One of the greatest features of Fudge is also sometimes a drawback. The Trait Ladder often caps out around +4 or so (depending on your game), which means every attribute, which means even a +1 bonus from an item, skill, or spell makes a huge difference when you roll the dice.
In the recent post, “A Treasury of Magical Weapons,” the author presented some great alternatives to handing out simple +1 magical weapons. I’d like to propose another option which can be combined with those options to make for some even more flexible magic items.
Before I begin though, it’s important to point out this method isn’t just for generating magical effects. It can be used anywhere you might be tempted to offer a bonus or penalty to any roll.
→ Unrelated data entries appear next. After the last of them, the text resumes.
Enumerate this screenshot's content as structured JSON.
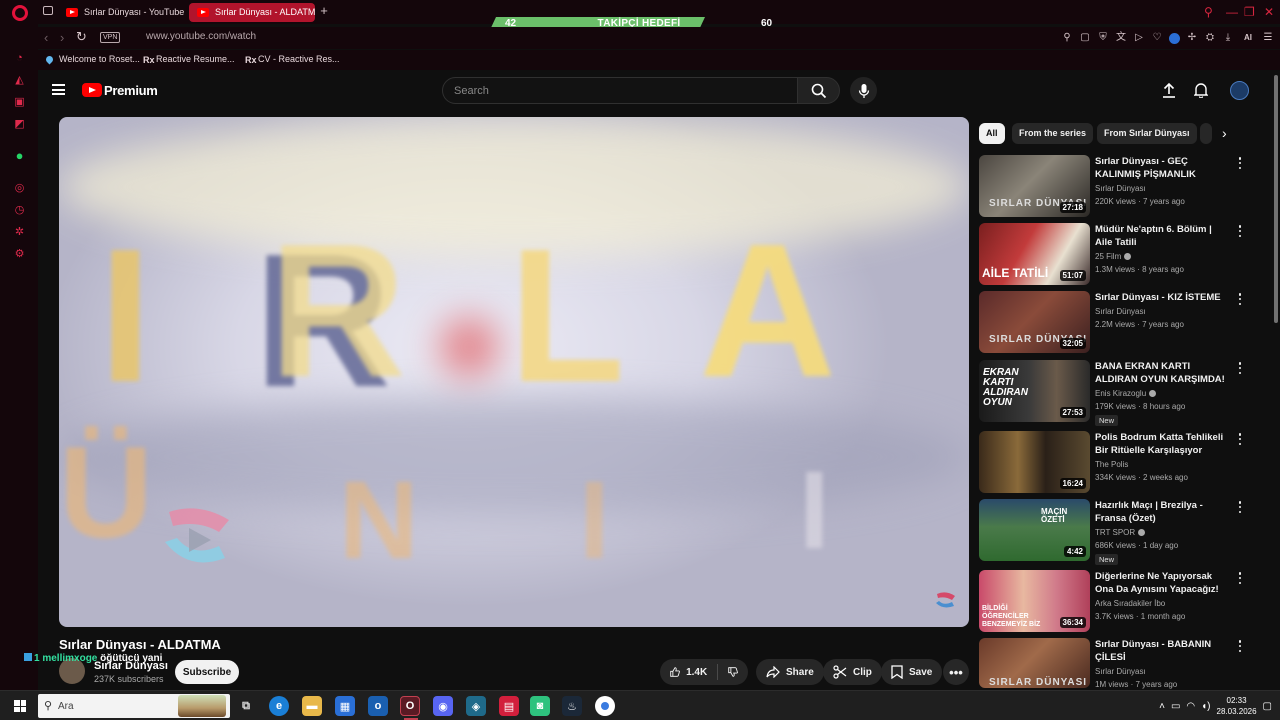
{
  "browser": {
    "tabs": [
      {
        "label": "Sırlar Dünyası - YouTube",
        "active": false
      },
      {
        "label": "Sırlar Dünyası - ALDATMA",
        "active": true
      }
    ],
    "new_tab": "+",
    "url": "www.youtube.com/watch",
    "vpn_label": "VPN",
    "ai_label": "AI",
    "bookmarks": [
      "Welcome to Roset...",
      "Reactive Resume...",
      "CV - Reactive Res..."
    ],
    "bookmark_rx": "Rx"
  },
  "overlay": {
    "goal_start": "42",
    "goal_title": "TAKİPÇİ HEDEFİ",
    "goal_end": "60",
    "goal_progress": 0.64,
    "chat_user": "mellimxoge",
    "chat_message": "öğütücü yani",
    "chat_badge_count": "1"
  },
  "header": {
    "brand": "Premium",
    "search_placeholder": "Search"
  },
  "video": {
    "title": "Sırlar Dünyası - ALDATMA",
    "channel": "Sırlar Dünyası",
    "subscribers": "237K subscribers",
    "subscribe_label": "Subscribe",
    "likes": "1.4K",
    "share_label": "Share",
    "clip_label": "Clip",
    "save_label": "Save"
  },
  "chips": [
    "All",
    "From the series",
    "From Sırlar Dünyası"
  ],
  "recommendations": [
    {
      "title": "Sırlar Dünyası - GEÇ KALINMIŞ PİŞMANLIK",
      "channel": "Sırlar Dünyası",
      "meta": "220K views · 7 years ago",
      "duration": "27:18",
      "verified": false,
      "is_new": false,
      "overlay": "SIRLAR DÜNYASI"
    },
    {
      "title": "Müdür Ne'aptın 6. Bölüm | Aile Tatili",
      "channel": "25 Film",
      "meta": "1.3M views · 8 years ago",
      "duration": "51:07",
      "verified": true,
      "is_new": false,
      "overlay": "AİLE TATİLİ"
    },
    {
      "title": "Sırlar Dünyası - KIZ İSTEME",
      "channel": "Sırlar Dünyası",
      "meta": "2.2M views · 7 years ago",
      "duration": "32:05",
      "verified": false,
      "is_new": false,
      "overlay": "SIRLAR DÜNYASI"
    },
    {
      "title": "BANA EKRAN KARTI ALDIRAN OYUN KARŞIMDA!",
      "channel": "Enis Kirazoglu",
      "meta": "179K views · 8 hours ago",
      "duration": "27:53",
      "verified": true,
      "is_new": true,
      "overlay": "EKRAN KARTI ALDIRAN OYUN"
    },
    {
      "title": "Polis Bodrum Katta Tehlikeli Bir Ritüelle Karşılaşıyor",
      "channel": "The Polis",
      "meta": "334K views · 2 weeks ago",
      "duration": "16:24",
      "verified": false,
      "is_new": false,
      "overlay": ""
    },
    {
      "title": "Hazırlık Maçı | Brezilya - Fransa (Özet)",
      "channel": "TRT SPOR",
      "meta": "686K views · 1 day ago",
      "duration": "4:42",
      "verified": true,
      "is_new": true,
      "overlay": "MAÇIN ÖZETİ"
    },
    {
      "title": "Diğerlerine Ne Yapıyorsak Ona Da Aynısını Yapacağız!",
      "channel": "Arka Sıradakiler İbo",
      "meta": "3.7K views · 1 month ago",
      "duration": "36:34",
      "verified": false,
      "is_new": false,
      "overlay": "BİLDİĞİ ÖĞRENCİLER BENZEMEYİZ BİZ"
    },
    {
      "title": "Sırlar Dünyası - BABANIN ÇİLESİ",
      "channel": "Sırlar Dünyası",
      "meta": "1M views · 7 years ago",
      "duration": "",
      "verified": false,
      "is_new": false,
      "overlay": "SIRLAR DÜNYASI"
    }
  ],
  "new_badge_label": "New",
  "taskbar": {
    "search_placeholder": "Ara",
    "time": "02:33",
    "date": "28.03.2026"
  },
  "colors": {
    "accent_red": "#ff0000",
    "opera_red": "#e3123b",
    "goal_green": "#6bbf6a",
    "chat_user": "#33e0a0"
  }
}
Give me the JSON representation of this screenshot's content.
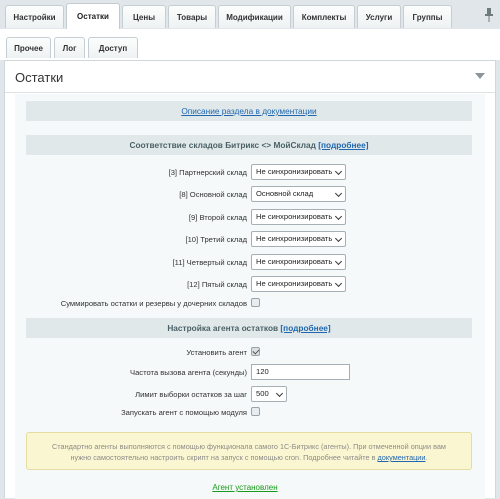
{
  "tabs": [
    "Настройки",
    "Остатки",
    "Цены",
    "Товары",
    "Модификации",
    "Комплекты",
    "Услуги",
    "Группы"
  ],
  "subtabs": [
    "Прочее",
    "Лог",
    "Доступ"
  ],
  "panel": {
    "title": "Остатки"
  },
  "doc_link": "Описание раздела в документации",
  "warehouses_section": {
    "title": "Соответствие складов Битрикс <> МойСклад",
    "more": "[подробнее]"
  },
  "warehouses": [
    {
      "label": "[3] Партнерский склад",
      "value": "Не синхронизировать"
    },
    {
      "label": "[8] Основной склад",
      "value": "Основной склад"
    },
    {
      "label": "[9] Второй склад",
      "value": "Не синхронизировать"
    },
    {
      "label": "[10] Третий склад",
      "value": "Не синхронизировать"
    },
    {
      "label": "[11] Четвертый склад",
      "value": "Не синхронизировать"
    },
    {
      "label": "[12] Пятый склад",
      "value": "Не синхронизировать"
    }
  ],
  "sum_children": {
    "label": "Суммировать остатки и резервы у дочерних складов",
    "checked": false
  },
  "agent_section": {
    "title": "Настройка агента остатков",
    "more": "[подробнее]"
  },
  "agent": {
    "install_label": "Установить агент",
    "install_checked": true,
    "freq_label": "Частота вызова агента (секунды)",
    "freq_value": "120",
    "limit_label": "Лимит выборки остатков за шаг",
    "limit_value": "500",
    "module_label": "Запускать агент с помощью модуля",
    "module_checked": false
  },
  "notice": {
    "line1": "Стандартно агенты выполняются с помощью функционала самого 1С-Битрикс (агенты). При отмеченной опции вам",
    "line2": "нужно самостоятельно настроить скрипт на запуск с помощью cron. Подробнее читайте в",
    "link": "документации",
    "end": "."
  },
  "status": "Агент установлен"
}
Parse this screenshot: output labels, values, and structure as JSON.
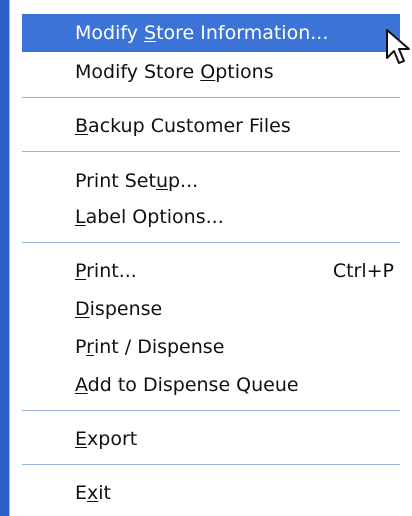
{
  "menu": {
    "items": [
      {
        "pre": "Modify ",
        "ul": "S",
        "post": "tore Information...",
        "selected": true
      },
      {
        "pre": "Modify Store ",
        "ul": "O",
        "post": "ptions"
      },
      {
        "pre": "",
        "ul": "B",
        "post": "ackup Customer Files"
      },
      {
        "pre": "Print Set",
        "ul": "u",
        "post": "p..."
      },
      {
        "pre": "",
        "ul": "L",
        "post": "abel Options..."
      },
      {
        "pre": "",
        "ul": "P",
        "post": "rint...",
        "shortcut": "Ctrl+P"
      },
      {
        "pre": "",
        "ul": "D",
        "post": "ispense"
      },
      {
        "pre": "P",
        "ul": "r",
        "post": "int / Dispense"
      },
      {
        "pre": "",
        "ul": "A",
        "post": "dd to Dispense Queue"
      },
      {
        "pre": "",
        "ul": "E",
        "post": "xport"
      },
      {
        "pre": "E",
        "ul": "x",
        "post": "it"
      }
    ]
  },
  "cursor_icon": "arrow-pointer-icon"
}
The basic premise of the re-roll is simple: when a condition is met, the player re-rolls one or more of the dice they just rolled. The power and flexibility of this system has to do with how you determine what triggers a re-roll.
For example, in Psi-punk (a Fudge cyberpunk RPG), there are a few different ways re-rolls might be triggered. The first is through the use of Skill Specializations: if you have the Jump Specialization for the Athletics Skill, you may choose to re-roll one die any time your character jumps, but not for any other Athletics check.
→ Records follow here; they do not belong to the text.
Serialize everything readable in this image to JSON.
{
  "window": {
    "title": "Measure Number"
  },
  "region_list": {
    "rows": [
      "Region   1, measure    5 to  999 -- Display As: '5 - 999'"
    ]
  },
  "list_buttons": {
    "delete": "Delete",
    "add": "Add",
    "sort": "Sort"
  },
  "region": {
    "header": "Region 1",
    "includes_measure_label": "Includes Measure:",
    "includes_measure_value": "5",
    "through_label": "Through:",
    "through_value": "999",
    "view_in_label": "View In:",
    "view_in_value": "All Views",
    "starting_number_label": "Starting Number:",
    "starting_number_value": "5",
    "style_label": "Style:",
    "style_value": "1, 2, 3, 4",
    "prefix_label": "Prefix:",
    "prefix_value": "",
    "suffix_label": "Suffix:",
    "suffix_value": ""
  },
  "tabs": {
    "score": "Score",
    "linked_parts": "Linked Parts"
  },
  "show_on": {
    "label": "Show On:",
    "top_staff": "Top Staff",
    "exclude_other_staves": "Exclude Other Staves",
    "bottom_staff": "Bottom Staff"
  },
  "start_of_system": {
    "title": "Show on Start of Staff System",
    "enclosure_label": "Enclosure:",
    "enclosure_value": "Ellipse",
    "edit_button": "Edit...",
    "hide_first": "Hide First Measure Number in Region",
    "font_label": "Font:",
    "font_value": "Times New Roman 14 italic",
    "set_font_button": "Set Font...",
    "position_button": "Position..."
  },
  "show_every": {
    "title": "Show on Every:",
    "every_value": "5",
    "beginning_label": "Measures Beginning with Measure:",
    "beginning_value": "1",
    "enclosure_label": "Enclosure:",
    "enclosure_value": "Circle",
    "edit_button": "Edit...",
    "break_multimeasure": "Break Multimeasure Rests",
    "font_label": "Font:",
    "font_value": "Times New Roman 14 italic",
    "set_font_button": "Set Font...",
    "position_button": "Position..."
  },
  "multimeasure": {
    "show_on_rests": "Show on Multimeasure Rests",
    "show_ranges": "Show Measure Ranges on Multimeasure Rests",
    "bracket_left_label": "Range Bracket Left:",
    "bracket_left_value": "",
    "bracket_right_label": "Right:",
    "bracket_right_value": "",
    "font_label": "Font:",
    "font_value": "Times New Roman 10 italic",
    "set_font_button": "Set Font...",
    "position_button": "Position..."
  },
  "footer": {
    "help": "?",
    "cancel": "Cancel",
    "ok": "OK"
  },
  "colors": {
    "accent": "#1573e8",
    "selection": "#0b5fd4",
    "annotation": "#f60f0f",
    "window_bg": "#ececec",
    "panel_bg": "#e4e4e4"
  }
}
The second method of gaining re-rolls is through the use of Luck Points (the game’s name for Fudge Points). When you spend an LP, you may re-roll a number of dice determined by your relevant Attribute. If you have Great (+2) Strength and are re-rolling a Jump check, you may re-roll 1 (the baseline) +2 (for Great Strength) = 3dF.
Certain conditions may also impose a re-roll penalty. If the floor is slippery and you’re trying to make a running jump, you may take a -1dF re-roll penalty, for example.
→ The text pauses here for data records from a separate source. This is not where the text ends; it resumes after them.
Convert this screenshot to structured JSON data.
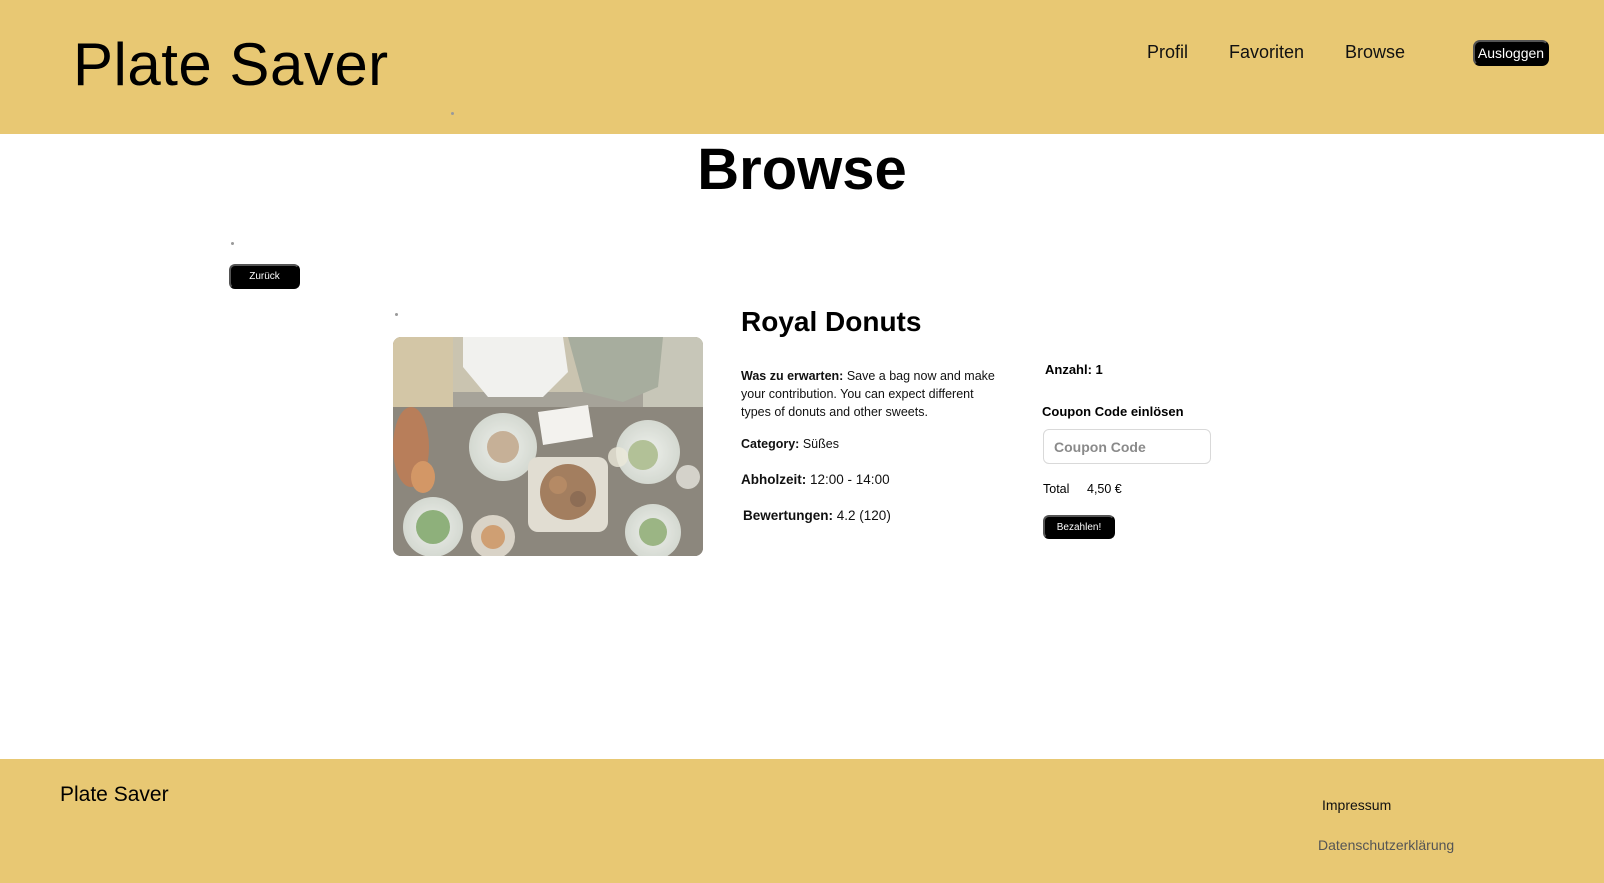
{
  "header": {
    "brand": "Plate Saver",
    "nav": {
      "profil": "Profil",
      "favoriten": "Favoriten",
      "browse": "Browse"
    },
    "logout_label": "Ausloggen"
  },
  "page_title": "Browse",
  "back_label": "Zurück",
  "image": {
    "icon": "food-table-photo"
  },
  "product": {
    "name": "Royal Donuts",
    "expect_label": "Was zu erwarten:",
    "expect_text": "Save a bag now and make your contribution. You can expect different types of donuts and other sweets.",
    "category_label": "Category:",
    "category_value": "Süßes",
    "pickup_label": "Abholzeit:",
    "pickup_value": "12:00 - 14:00",
    "rating_label": "Bewertungen:",
    "rating_value": "4.2 (120)"
  },
  "purchase": {
    "quantity": "Anzahl: 1",
    "coupon_label": "Coupon Code einlösen",
    "coupon_placeholder": "Coupon Code",
    "total_label": "Total",
    "total_value": "4,50 €",
    "pay_label": "Bezahlen!"
  },
  "footer": {
    "brand": "Plate Saver",
    "impressum": "Impressum",
    "datenschutz": "Datenschutzerklärung"
  },
  "colors": {
    "header_bg": "#e8c873",
    "button_bg": "#000000",
    "button_text": "#ffffff"
  }
}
When re-rolling for a bonus, the player chooses which dice to re-roll. It’s never harmful to re-roll a – die since the result will always be the same or better, but the player may chose to gamble and re-roll a blank die if they want to push their luck. When re-rolling due to a penalty, they must always re-roll a + die. If no + die is present, they don’t re-roll at all; that’s because the penalty should never offer you the chance to improve your result.
Why This Works
The great thing about using re-rolls is that it improves the rolled result without breaking the character’s skill cap. Even if you re-roll all four dice and turn them all into + dice, the result is never greater than 4 + the character’s skill.
To put it another way: re-rolls improve your odds of achieving your best, but they never let you surpass your best.
Now that we know what the re-roll does and how it works, we can start imagining other ways to use it. Here are a few ideas:
- Make magic or technologically advanced items with bonuses that don’t break the game.
- Alter the luck of a spell or other special effect.
- Give the players a pool of re-roll dice to pull from at their convenience. In Survival of the Able, characters may pray for blessings and use a pool of 4dF toward any purpose related to their prayer. They may spread these dice out over any number of rolls until they are all used up.
- Create Faults or other hindrances which impose re-roll penalties for certain actions, which is the opposite of Specializations described above.
- Give the GM a pool of dice to use for her NPCs.
- Have a monster or character use curses to force re-roll penalties against their enemies.
Re-rolls offer a lot of flexibility without totally bloating the bonus economy for your games. They help characters achieve their potential, and players love rolling lots of dice and maxing out their results.
What do you think? Have you used a similar mechanic in your Fudge games? How well did it work for you? What other ideas can you come up with to use this mechanic?
15 COPYRIGHT NOTICE
Open Game License v 1.0 Copyright 2000, Wizards of the Coast, Inc.
Fudge 10th Anniversary Edition Copyright 2005, Grey Ghost Press, Inc.; Authors Steffan O’Sullivan and Ann Dupuis, with additional material by Jonathan Benn, Peter Bonney, Deird’Re Brooks, Reimer Behrends, Don Bisdorf, Carl Cravens, Shawn Garbett, Steven Hammond, Ed Heil, Bernard Hsiung, J.M. “Thijs” Krijger, Sedge Lewis, Shawn Lockard, Gordon McCormick, Kent Matthewson, Peter Mikelsons, Robb Neumann, Anthony Roberson, Andy Skinner, William Stoddard, Stephan Szabo, John Ughrin, Alex Weldon, Duke York, Dmitri Zagidulin
This article Copyright 2019, Accessible Games
OPEN GAME CONTENT
The contents of this document are declared Open Game Content.